“For years, Washington law was silent on whether pharmacies were required to fill prescriptions,” the pharmacy board has said in court documents. That silence, it said, sometimes led to “disastrous consequences for patients,” including a woman who was raped but then became pregnant after several pharmacies refused her emergency contraceptives and a patient who was denied HIV medication because of her perceived lifestyle.
In court documents, the plaintiffs argue that the regulations illegally prohibit pharmacists from refusing to fill prescriptions for religious reasons while allowing refusals for many other reasons. Washington is the only state in the country with such a rule, said Luke Goodrich, an attorney for the Becket Fund for Religious Liberty who is representing the plaintiffs in the case.
“It's the very rare case where a government body clearly set out to target religious conduct and make it illegal even when the religious conduct clearly was not causing any sort of harm,” Goodrich said.
He believes it's likely the Supreme Court justices will take the case.
Not everyone, however, agrees. Elizabeth Sepper, an associate professor of law at Washington University Law in St. Louis, said the argument that the Washington regulations target those with religious beliefs doesn't hold water. That's because the regulation doesn't just prohibit pharmacists from denying drugs because of religious reasons. Rather, the regulation lists a handful of reasons for which pharmacies may reject prescriptions and disallows any other reason—which could include religious objections or personal beliefs or preferences, for example.
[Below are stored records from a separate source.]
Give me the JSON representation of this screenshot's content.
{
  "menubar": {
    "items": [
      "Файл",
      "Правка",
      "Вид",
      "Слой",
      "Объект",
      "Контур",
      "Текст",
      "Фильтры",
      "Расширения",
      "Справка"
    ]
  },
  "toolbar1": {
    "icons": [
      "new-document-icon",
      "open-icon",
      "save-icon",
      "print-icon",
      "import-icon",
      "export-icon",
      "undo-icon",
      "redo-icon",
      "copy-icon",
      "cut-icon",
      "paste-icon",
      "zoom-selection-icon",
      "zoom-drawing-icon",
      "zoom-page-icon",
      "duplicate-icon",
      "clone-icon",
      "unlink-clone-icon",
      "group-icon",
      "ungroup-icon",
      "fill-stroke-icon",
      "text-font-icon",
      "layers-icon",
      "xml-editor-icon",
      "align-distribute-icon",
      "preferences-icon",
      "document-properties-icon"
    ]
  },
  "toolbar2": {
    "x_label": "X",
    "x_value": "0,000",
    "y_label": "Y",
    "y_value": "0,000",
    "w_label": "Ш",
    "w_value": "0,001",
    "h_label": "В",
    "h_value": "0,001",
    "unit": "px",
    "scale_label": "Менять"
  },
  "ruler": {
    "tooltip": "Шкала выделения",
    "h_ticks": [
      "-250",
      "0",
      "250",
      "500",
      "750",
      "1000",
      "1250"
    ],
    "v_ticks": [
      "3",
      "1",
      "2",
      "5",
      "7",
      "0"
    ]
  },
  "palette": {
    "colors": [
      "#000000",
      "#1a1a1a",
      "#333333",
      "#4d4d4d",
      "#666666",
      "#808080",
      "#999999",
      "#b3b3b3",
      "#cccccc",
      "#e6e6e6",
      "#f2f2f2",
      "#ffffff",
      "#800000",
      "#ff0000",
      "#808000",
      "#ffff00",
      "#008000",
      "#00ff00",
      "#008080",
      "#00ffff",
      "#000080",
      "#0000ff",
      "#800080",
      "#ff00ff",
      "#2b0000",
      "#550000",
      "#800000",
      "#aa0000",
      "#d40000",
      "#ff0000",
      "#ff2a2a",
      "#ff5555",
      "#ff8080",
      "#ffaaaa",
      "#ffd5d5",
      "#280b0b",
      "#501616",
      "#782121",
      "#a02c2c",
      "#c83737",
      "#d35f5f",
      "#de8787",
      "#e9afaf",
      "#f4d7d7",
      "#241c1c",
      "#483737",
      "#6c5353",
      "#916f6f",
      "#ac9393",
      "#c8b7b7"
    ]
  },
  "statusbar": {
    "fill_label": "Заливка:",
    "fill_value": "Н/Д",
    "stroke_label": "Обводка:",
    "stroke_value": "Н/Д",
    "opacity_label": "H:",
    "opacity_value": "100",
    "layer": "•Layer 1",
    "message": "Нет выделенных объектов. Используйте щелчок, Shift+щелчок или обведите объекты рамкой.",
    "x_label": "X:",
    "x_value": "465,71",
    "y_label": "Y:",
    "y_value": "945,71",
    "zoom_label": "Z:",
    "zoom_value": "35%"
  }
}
“The regulation applies broadly, it doesn't just apply to religion,” Sepper said.
The state of Washington has not yet filed its response to the plaintiffs' request for the Supreme Court to hear the case. Organizations including the American Academy of HIV Medicine, the American Public Health Association, the National Health Law Program and the Washington State Nurses Association filed briefs supporting the state when the case was in the appeals court.
The Supreme Court will review whether to take the case in a closed-door conference, though the case is not yet on a conference agenda. Goodrich said it's likely the justices will decide whether to take the case within the next few months, and if they take it, it would likely be heard in the fall.